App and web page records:
◆ ◆ ◆ ◆ ◆
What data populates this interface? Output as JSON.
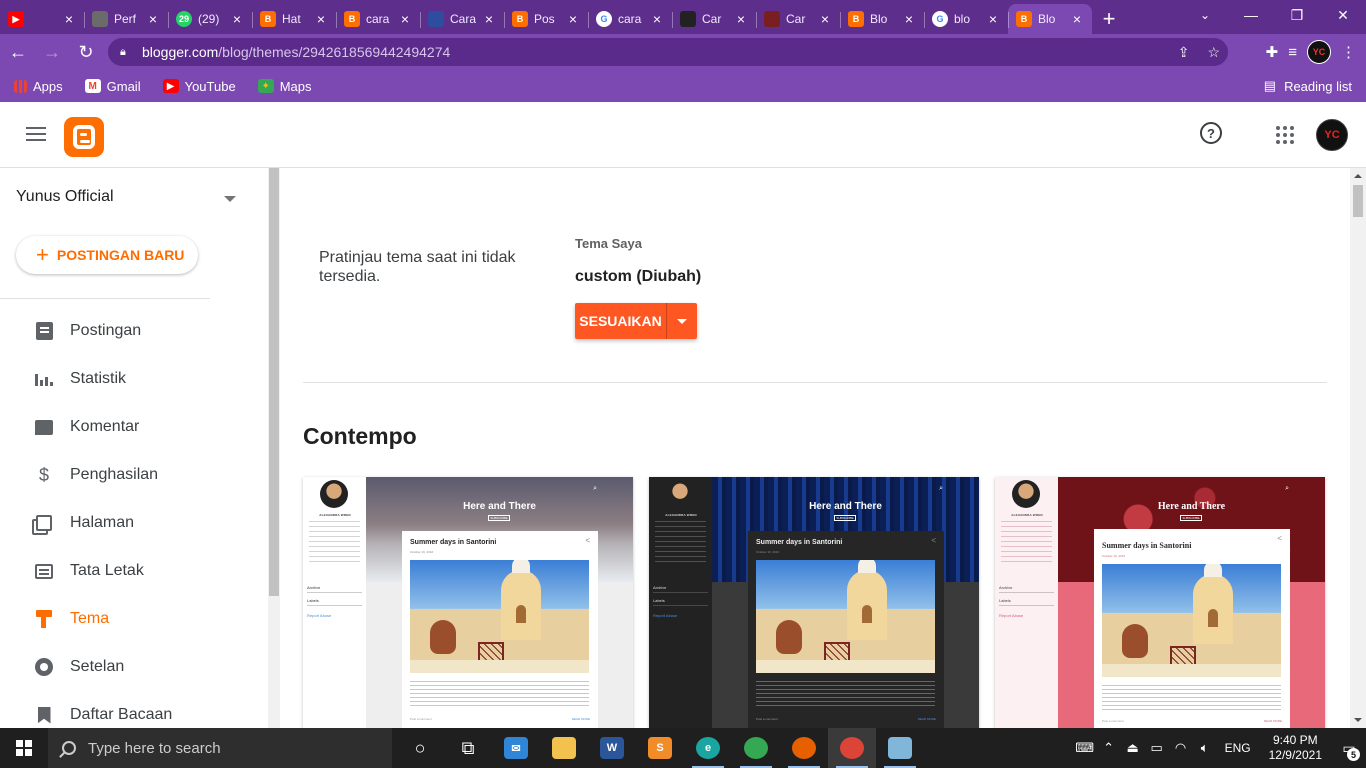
{
  "browser": {
    "tabs": [
      {
        "title": "",
        "favicon": "youtube-icon",
        "color": "#ff0000"
      },
      {
        "title": "Perf",
        "favicon": "perf-icon",
        "color": "#6b6b6b"
      },
      {
        "title": "(29)",
        "favicon": "whatsapp-icon",
        "color": "#25d366",
        "badge": "29"
      },
      {
        "title": "Hat",
        "favicon": "blogger-icon",
        "color": "#ff6e00"
      },
      {
        "title": "cara",
        "favicon": "blogger-icon",
        "color": "#ff6e00"
      },
      {
        "title": "Cara",
        "favicon": "flag-icon",
        "color": "#2e4d9e"
      },
      {
        "title": "Pos",
        "favicon": "blogger-icon",
        "color": "#ff6e00"
      },
      {
        "title": "cara",
        "favicon": "google-icon",
        "color": "#ffffff"
      },
      {
        "title": "Car",
        "favicon": "mic-icon",
        "color": "#222222"
      },
      {
        "title": "Car",
        "favicon": "red-x-icon",
        "color": "#7a1f1f"
      },
      {
        "title": "Blo",
        "favicon": "blogger-icon",
        "color": "#ff6e00"
      },
      {
        "title": "blo",
        "favicon": "google-icon",
        "color": "#ffffff"
      },
      {
        "title": "Blo",
        "favicon": "blogger-icon",
        "color": "#ff6e00",
        "active": true
      }
    ],
    "new_tab": "+",
    "url_host": "blogger.com",
    "url_path": "/blog/themes/2942618569442494274",
    "profile_initials": "YC",
    "bookmarks": [
      {
        "label": "Apps",
        "icon": "apps-grid-icon"
      },
      {
        "label": "Gmail",
        "icon": "gmail-icon"
      },
      {
        "label": "YouTube",
        "icon": "youtube-icon"
      },
      {
        "label": "Maps",
        "icon": "maps-icon"
      }
    ],
    "reading_list": "Reading list"
  },
  "blogger": {
    "help": "?",
    "avatar_initials": "YC",
    "blog_name": "Yunus Official",
    "new_post": "POSTINGAN BARU",
    "nav": [
      {
        "label": "Postingan",
        "icon": "posts-icon"
      },
      {
        "label": "Statistik",
        "icon": "stats-icon"
      },
      {
        "label": "Komentar",
        "icon": "comments-icon"
      },
      {
        "label": "Penghasilan",
        "icon": "dollar-icon"
      },
      {
        "label": "Halaman",
        "icon": "pages-icon"
      },
      {
        "label": "Tata Letak",
        "icon": "layout-icon"
      },
      {
        "label": "Tema",
        "icon": "paint-roller-icon",
        "active": true
      },
      {
        "label": "Setelan",
        "icon": "gear-icon"
      },
      {
        "label": "Daftar Bacaan",
        "icon": "bookmark-icon"
      }
    ],
    "preview_unavailable": "Pratinjau tema saat ini tidak tersedia.",
    "my_theme_label": "Tema Saya",
    "my_theme_name": "custom (Diubah)",
    "customize": "SESUAIKAN",
    "section_title": "Contempo",
    "accent": "#ff6d00",
    "cards": [
      {
        "variant": "light",
        "blog_title": "Here and There",
        "post_title": "Summer days in Santorini",
        "author": "ALEXANDRA WREN",
        "archive": "Archive",
        "labels": "Labels",
        "report": "Report Abuse",
        "more": "SUBSCRIBE",
        "post_date": "October 16, 2016",
        "post_foot": "Post a comment",
        "read_more": "READ MORE"
      },
      {
        "variant": "dark",
        "blog_title": "Here and There",
        "post_title": "Summer days in Santorini",
        "author": "ALEXANDRA WREN",
        "archive": "Archive",
        "labels": "Labels",
        "report": "Report Abuse",
        "more": "SUBSCRIBE",
        "post_date": "October 16, 2016",
        "post_foot": "Post a comment",
        "read_more": "READ MORE"
      },
      {
        "variant": "rose",
        "blog_title": "Here and There",
        "post_title": "Summer days in Santorini",
        "author": "ALEXANDRA WREN",
        "archive": "Archive",
        "labels": "Labels",
        "report": "Report Abuse",
        "more": "SUBSCRIBE",
        "post_date": "October 16, 2016",
        "post_foot": "Post a comment",
        "read_more": "READ MORE"
      }
    ]
  },
  "taskbar": {
    "search_placeholder": "Type here to search",
    "apps": [
      {
        "name": "cortana-icon",
        "color": "#1f1f1f",
        "glyph": "○"
      },
      {
        "name": "task-view-icon",
        "color": "#1f1f1f",
        "glyph": "⧉"
      },
      {
        "name": "mail-icon",
        "color": "#2f86d6",
        "glyph": "✉"
      },
      {
        "name": "file-explorer-icon",
        "color": "#f2c14e",
        "glyph": ""
      },
      {
        "name": "word-icon",
        "color": "#2b579a",
        "glyph": "W"
      },
      {
        "name": "sublime-icon",
        "color": "#f28c28",
        "glyph": "S"
      },
      {
        "name": "edge-icon",
        "color": "#1aa5a1",
        "glyph": "e"
      },
      {
        "name": "chrome-icon",
        "color": "#34a853",
        "glyph": ""
      },
      {
        "name": "firefox-icon",
        "color": "#e66000",
        "glyph": ""
      },
      {
        "name": "chrome-profile-icon",
        "color": "#db4437",
        "glyph": ""
      },
      {
        "name": "notepad-icon",
        "color": "#7fb6d9",
        "glyph": ""
      }
    ],
    "language": "ENG",
    "time": "9:40 PM",
    "date": "12/9/2021",
    "notifications": "5"
  }
}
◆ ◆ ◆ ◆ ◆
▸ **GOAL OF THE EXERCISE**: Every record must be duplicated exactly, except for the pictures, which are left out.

▸ **RESULT FOR THIS TASK**:
What data populates this interface? Output as JSON.
{
  "browser": {
    "tabs": [
      {
        "title": "",
        "favicon": "youtube-icon",
        "color": "#ff0000"
      },
      {
        "title": "Perf",
        "favicon": "perf-icon",
        "color": "#6b6b6b"
      },
      {
        "title": "(29)",
        "favicon": "whatsapp-icon",
        "color": "#25d366",
        "badge": "29"
      },
      {
        "title": "Hat",
        "favicon": "blogger-icon",
        "color": "#ff6e00"
      },
      {
        "title": "cara",
        "favicon": "blogger-icon",
        "color": "#ff6e00"
      },
      {
        "title": "Cara",
        "favicon": "flag-icon",
        "color": "#2e4d9e"
      },
      {
        "title": "Pos",
        "favicon": "blogger-icon",
        "color": "#ff6e00"
      },
      {
        "title": "cara",
        "favicon": "google-icon",
        "color": "#ffffff"
      },
      {
        "title": "Car",
        "favicon": "mic-icon",
        "color": "#222222"
      },
      {
        "title": "Car",
        "favicon": "red-x-icon",
        "color": "#7a1f1f"
      },
      {
        "title": "Blo",
        "favicon": "blogger-icon",
        "color": "#ff6e00"
      },
      {
        "title": "blo",
        "favicon": "google-icon",
        "color": "#ffffff"
      },
      {
        "title": "Blo",
        "favicon": "blogger-icon",
        "color": "#ff6e00",
        "active": true
      }
    ],
    "new_tab": "+",
    "url_host": "blogger.com",
    "url_path": "/blog/themes/2942618569442494274",
    "profile_initials": "YC",
    "bookmarks": [
      {
        "label": "Apps",
        "icon": "apps-grid-icon"
      },
      {
        "label": "Gmail",
        "icon": "gmail-icon"
      },
      {
        "label": "YouTube",
        "icon": "youtube-icon"
      },
      {
        "label": "Maps",
        "icon": "maps-icon"
      }
    ],
    "reading_list": "Reading list"
  },
  "blogger": {
    "help": "?",
    "avatar_initials": "YC",
    "blog_name": "Yunus Official",
    "new_post": "POSTINGAN BARU",
    "nav": [
      {
        "label": "Postingan",
        "icon": "posts-icon"
      },
      {
        "label": "Statistik",
        "icon": "stats-icon"
      },
      {
        "label": "Komentar",
        "icon": "comments-icon"
      },
      {
        "label": "Penghasilan",
        "icon": "dollar-icon"
      },
      {
        "label": "Halaman",
        "icon": "pages-icon"
      },
      {
        "label": "Tata Letak",
        "icon": "layout-icon"
      },
      {
        "label": "Tema",
        "icon": "paint-roller-icon",
        "active": true
      },
      {
        "label": "Setelan",
        "icon": "gear-icon"
      },
      {
        "label": "Daftar Bacaan",
        "icon": "bookmark-icon"
      }
    ],
    "preview_unavailable": "Pratinjau tema saat ini tidak tersedia.",
    "my_theme_label": "Tema Saya",
    "my_theme_name": "custom (Diubah)",
    "customize": "SESUAIKAN",
    "section_title": "Contempo",
    "accent": "#ff6d00",
    "cards": [
      {
        "variant": "light",
        "blog_title": "Here and There",
        "post_title": "Summer days in Santorini",
        "author": "ALEXANDRA WREN",
        "archive": "Archive",
        "labels": "Labels",
        "report": "Report Abuse",
        "more": "SUBSCRIBE",
        "post_date": "October 16, 2016",
        "post_foot": "Post a comment",
        "read_more": "READ MORE"
      },
      {
        "variant": "dark",
        "blog_title": "Here and There",
        "post_title": "Summer days in Santorini",
        "author": "ALEXANDRA WREN",
        "archive": "Archive",
        "labels": "Labels",
        "report": "Report Abuse",
        "more": "SUBSCRIBE",
        "post_date": "October 16, 2016",
        "post_foot": "Post a comment",
        "read_more": "READ MORE"
      },
      {
        "variant": "rose",
        "blog_title": "Here and There",
        "post_title": "Summer days in Santorini",
        "author": "ALEXANDRA WREN",
        "archive": "Archive",
        "labels": "Labels",
        "report": "Report Abuse",
        "more": "SUBSCRIBE",
        "post_date": "October 16, 2016",
        "post_foot": "Post a comment",
        "read_more": "READ MORE"
      }
    ]
  },
  "taskbar": {
    "search_placeholder": "Type here to search",
    "apps": [
      {
        "name": "cortana-icon",
        "color": "#1f1f1f",
        "glyph": "○"
      },
      {
        "name": "task-view-icon",
        "color": "#1f1f1f",
        "glyph": "⧉"
      },
      {
        "name": "mail-icon",
        "color": "#2f86d6",
        "glyph": "✉"
      },
      {
        "name": "file-explorer-icon",
        "color": "#f2c14e",
        "glyph": ""
      },
      {
        "name": "word-icon",
        "color": "#2b579a",
        "glyph": "W"
      },
      {
        "name": "sublime-icon",
        "color": "#f28c28",
        "glyph": "S"
      },
      {
        "name": "edge-icon",
        "color": "#1aa5a1",
        "glyph": "e"
      },
      {
        "name": "chrome-icon",
        "color": "#34a853",
        "glyph": ""
      },
      {
        "name": "firefox-icon",
        "color": "#e66000",
        "glyph": ""
      },
      {
        "name": "chrome-profile-icon",
        "color": "#db4437",
        "glyph": ""
      },
      {
        "name": "notepad-icon",
        "color": "#7fb6d9",
        "glyph": ""
      }
    ],
    "language": "ENG",
    "time": "9:40 PM",
    "date": "12/9/2021",
    "notifications": "5"
  }
}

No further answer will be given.